In the year 1534 when Cabeza de Vaca escaped from the aborigines of southern Texas by whom he had been enslaved for six years, he made his way on foot from the vicinity of Galveston to the west coast of Mexico. Although his Relación was not printed until 1542, the verbal report of Cabeza de Vaca gave impetus to the growing interest in exploration of New Spain. Estevanico, the black, one of de Vaca's companions, served as guide to Fray Marcos de Niza on the first Spanish reconnaissance to reach the village of Zuni in New Mexico.
The earliest Spanish exploring parties hoped to find riches, but expected to acquire, at the least, facts. These "gentlemen of high quality," as Castaneda called them, wanted to see for themselves whether the cities of Cibola had streets of silver. Hearsay was not enough. Rumor was to be replaced by first-hand knowledge.
Without discounting the hope for personal gain, these men presumably were fired with some further intellectual and spiritual motivation, among which must have been the desire for facts about these parts where we are assembled. Inscription Rock, only a few miles west of Albuquerque, bears illuminating tidbits of history. Don Diego de Vargas, says the carved inscription of 1692, came here "A su costa"—at his own expense.
We are attempting to survey and correlate some of the facts which people have gained about the nature of semi-arid lands. We are better off than the early Spanish explorers, for in the intervening period data and information have been accumulated in scope and in detail beyond the imagination of our predecessors. We have available excellent maps, knowledge of the soils and of the rocks, both at the surface and below the ground, measurements of precipitation, descriptions of the vegetation, data on the flow of streams, experience in the use, if not the husbandry, of the land.
It is true that for the purposes of our complex civilization, the need for additional data has far outstripped the programs of fact-finding. But it appears that an indefinite expansion of the collection of routine measurements would still leave something lacking. I draw the distinction between measurement data and understanding; between the collection of facts and knowledge of processes and interrelationships. Although we have a wealth of data, our understanding of the semi-arid environment is poor.
Understanding the physical and biologic processes operating in an environment is important for living in and with the land. As an example, let us look briefly at the interrelation of the water and sediment in ephemeral streams, and the problem of valley trenching or arroyo cutting.
Additional publication details
|Publication type||Conference Paper|
|Publication Subtype||Conference Paper|

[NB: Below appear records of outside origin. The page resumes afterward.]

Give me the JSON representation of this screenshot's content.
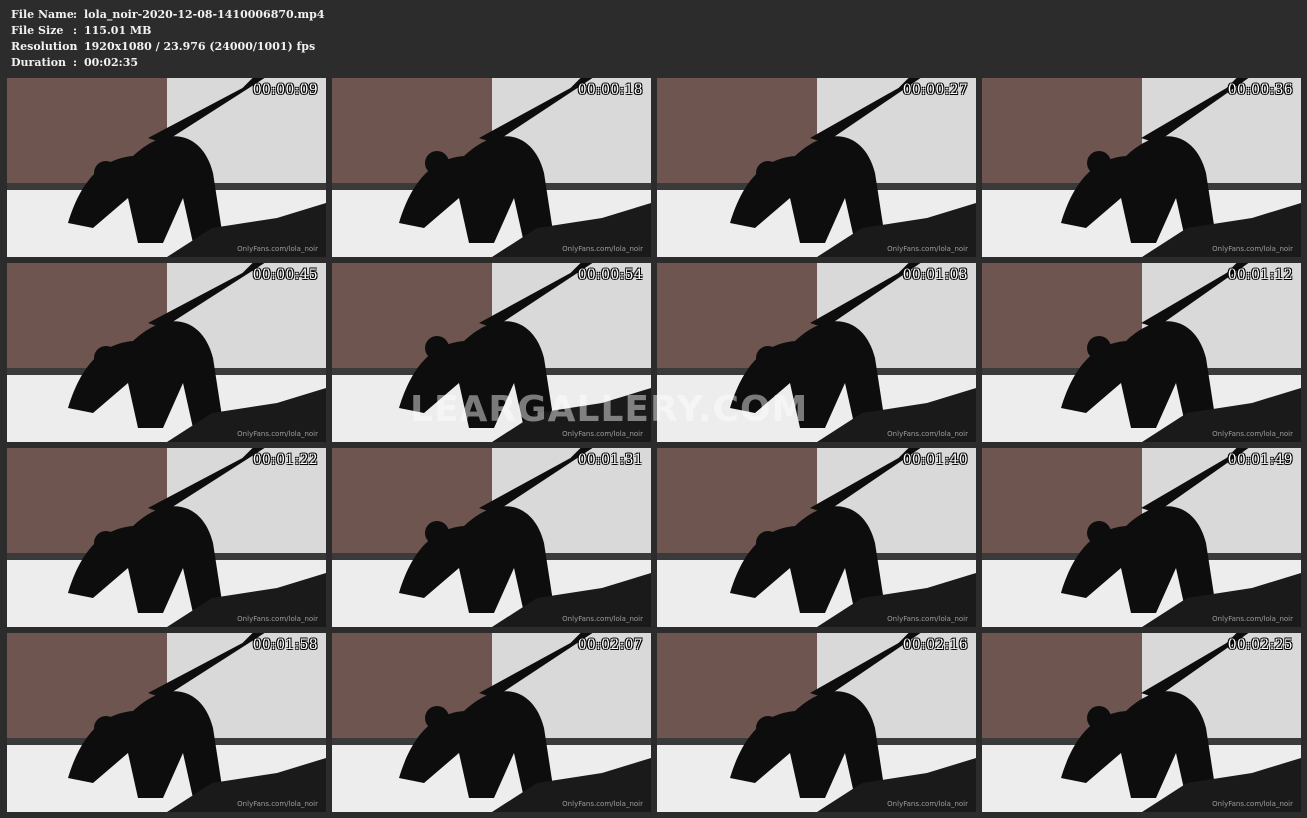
{
  "info": {
    "rows": [
      {
        "key": "File Name",
        "sep": ":",
        "value": "lola_noir-2020-12-08-1410006870.mp4"
      },
      {
        "key": "File Size",
        "sep": ":",
        "value": "115.01 MB"
      },
      {
        "key": "Resolution",
        "sep": ":",
        "value": "1920x1080 / 23.976 (24000/1001) fps"
      },
      {
        "key": "Duration",
        "sep": ":",
        "value": "00:02:35"
      }
    ]
  },
  "thumbnail_watermark": "OnlyFans.com/lola_noir",
  "overlay_watermark": "LEARGALLERY.COM",
  "thumbnails": [
    {
      "timestamp": "00:00:09"
    },
    {
      "timestamp": "00:00:18"
    },
    {
      "timestamp": "00:00:27"
    },
    {
      "timestamp": "00:00:36"
    },
    {
      "timestamp": "00:00:45"
    },
    {
      "timestamp": "00:00:54"
    },
    {
      "timestamp": "00:01:03"
    },
    {
      "timestamp": "00:01:12"
    },
    {
      "timestamp": "00:01:22"
    },
    {
      "timestamp": "00:01:31"
    },
    {
      "timestamp": "00:01:40"
    },
    {
      "timestamp": "00:01:49"
    },
    {
      "timestamp": "00:01:58"
    },
    {
      "timestamp": "00:02:07"
    },
    {
      "timestamp": "00:02:16"
    },
    {
      "timestamp": "00:02:25"
    }
  ],
  "colors": {
    "background": "#2c2c2c",
    "text": "#f2f2f2",
    "curtain": "#6e5550",
    "wall": "#d9d9d9",
    "bed": "#ededed",
    "figure": "#0d0d0d"
  }
}
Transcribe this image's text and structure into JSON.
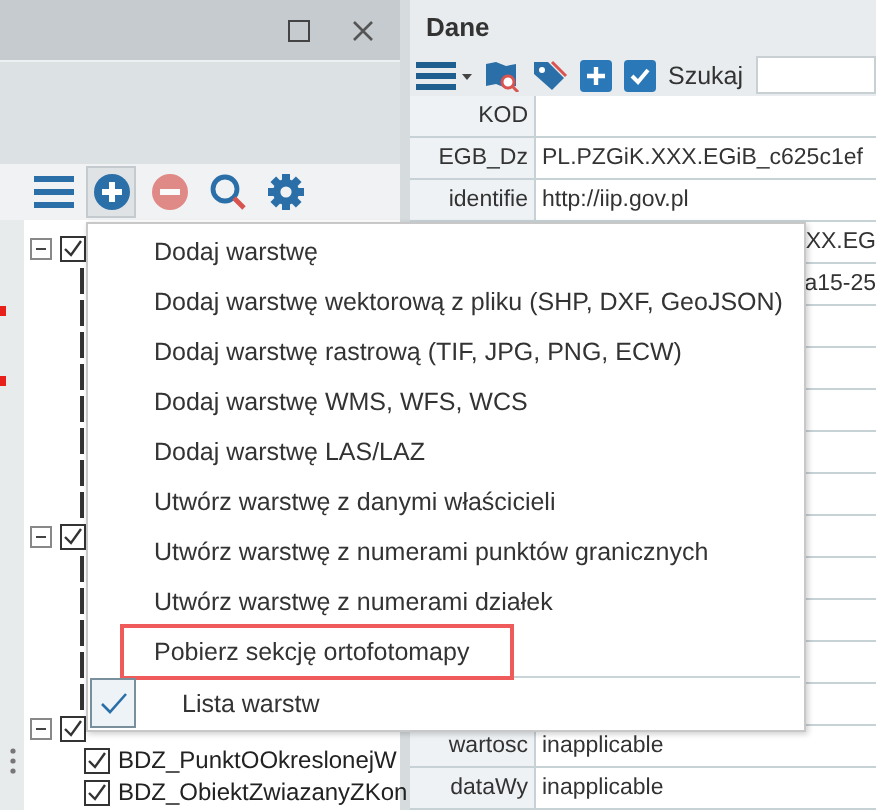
{
  "left_panel": {
    "toolbar": [
      {
        "kind": "menu",
        "selected": false,
        "disabled": false
      },
      {
        "kind": "add",
        "selected": true,
        "disabled": false
      },
      {
        "kind": "remove",
        "selected": false,
        "disabled": true
      },
      {
        "kind": "search",
        "selected": false,
        "disabled": false
      },
      {
        "kind": "settings",
        "selected": false,
        "disabled": false
      }
    ],
    "tree": [
      {
        "expanded": true,
        "checked": true,
        "children": [
          {
            "kind": "covered"
          },
          {
            "kind": "covered"
          },
          {
            "kind": "covered"
          },
          {
            "kind": "covered"
          },
          {
            "kind": "covered"
          },
          {
            "kind": "covered"
          },
          {
            "kind": "covered"
          },
          {
            "kind": "covered"
          }
        ]
      },
      {
        "expanded": true,
        "checked": true,
        "children": [
          {
            "kind": "covered"
          },
          {
            "kind": "covered"
          },
          {
            "kind": "covered"
          },
          {
            "kind": "covered"
          },
          {
            "kind": "covered"
          }
        ]
      },
      {
        "expanded": true,
        "checked": true,
        "children": [
          {
            "kind": "layer",
            "label": "BDZ_PunktOOkreslonejW",
            "checked": true
          },
          {
            "kind": "layer",
            "label": "BDZ_ObiektZwiazanyZKon",
            "checked": true
          }
        ]
      }
    ]
  },
  "data_panel": {
    "title": "Dane",
    "search_label": "Szukaj",
    "rows": [
      {
        "kind": "full",
        "key": "KOD"
      },
      {
        "kind": "full",
        "key": "EGB_Dz",
        "value": "PL.PZGiK.XXX.EGiB_c625c1ef"
      },
      {
        "kind": "full",
        "key": "identifie",
        "value": "http://iip.gov.pl"
      },
      {
        "kind": "partial",
        "value": "XX.EG"
      },
      {
        "kind": "partial",
        "value": "a15-25"
      },
      {
        "kind": "blank"
      },
      {
        "kind": "blank"
      },
      {
        "kind": "blank"
      },
      {
        "kind": "blank"
      },
      {
        "kind": "blank"
      },
      {
        "kind": "blank"
      },
      {
        "kind": "blank"
      },
      {
        "kind": "blank"
      },
      {
        "kind": "blank"
      },
      {
        "kind": "blank"
      },
      {
        "kind": "full",
        "key": "wartosc",
        "value": "inapplicable"
      },
      {
        "kind": "full",
        "key": "dataWy",
        "value": "inapplicable"
      }
    ]
  },
  "context_menu": {
    "items": [
      {
        "label": "Dodaj warstwę",
        "highlighted": false
      },
      {
        "label": "Dodaj warstwę wektorową z pliku (SHP, DXF, GeoJSON)",
        "highlighted": false
      },
      {
        "label": "Dodaj warstwę rastrową (TIF, JPG, PNG, ECW)",
        "highlighted": false
      },
      {
        "label": "Dodaj warstwę WMS, WFS, WCS",
        "highlighted": false
      },
      {
        "label": "Dodaj warstwę LAS/LAZ",
        "highlighted": false
      },
      {
        "label": "Utwórz warstwę z danymi właścicieli",
        "highlighted": false
      },
      {
        "label": "Utwórz warstwę z numerami punktów granicznych",
        "highlighted": false
      },
      {
        "label": "Utwórz warstwę z numerami działek",
        "highlighted": false
      },
      {
        "label": "Pobierz sekcję ortofotomapy",
        "highlighted": true
      }
    ],
    "footer": {
      "label": "Lista warstw",
      "checked": true
    }
  }
}
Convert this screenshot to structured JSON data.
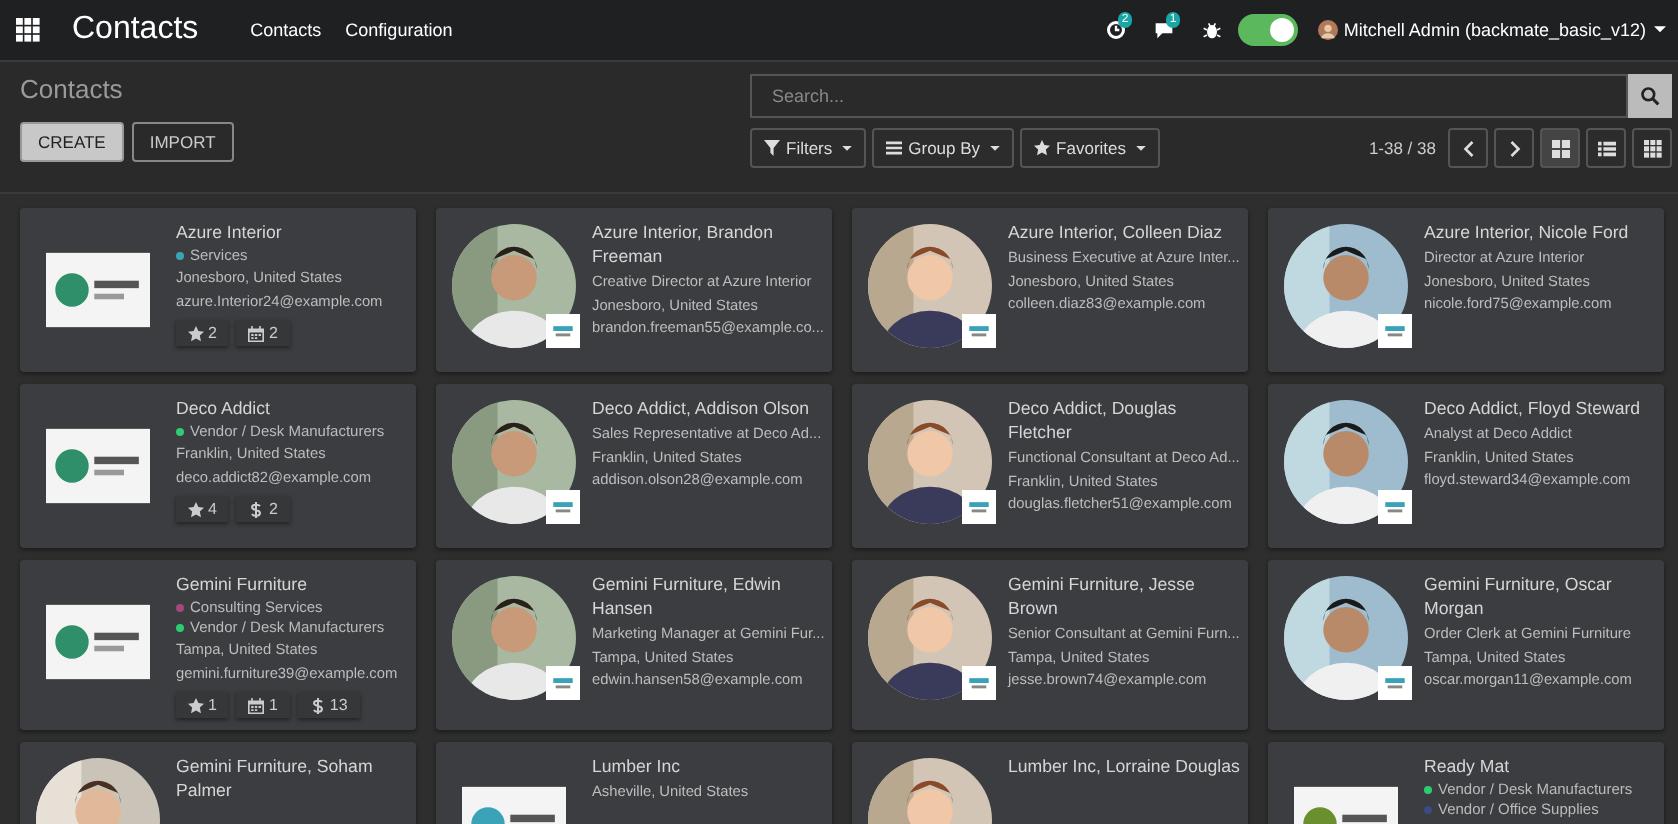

|Title||Data and understanding|
|Publisher||American Association for the Advancement of Science|
|Publisher location||Washington, D.C.|
|Larger Work Type||Book|
|Larger Work Subtype||Conference publication|
|Larger Work Title||The future of arid lands: Papers and recommendations from the International Arid Lands Meetings|
|Conference Title||International Arid Lands Meetings|
|Conference Location||Albuquerque, NM|
|Conference Date||April 26 - May 4, 1955|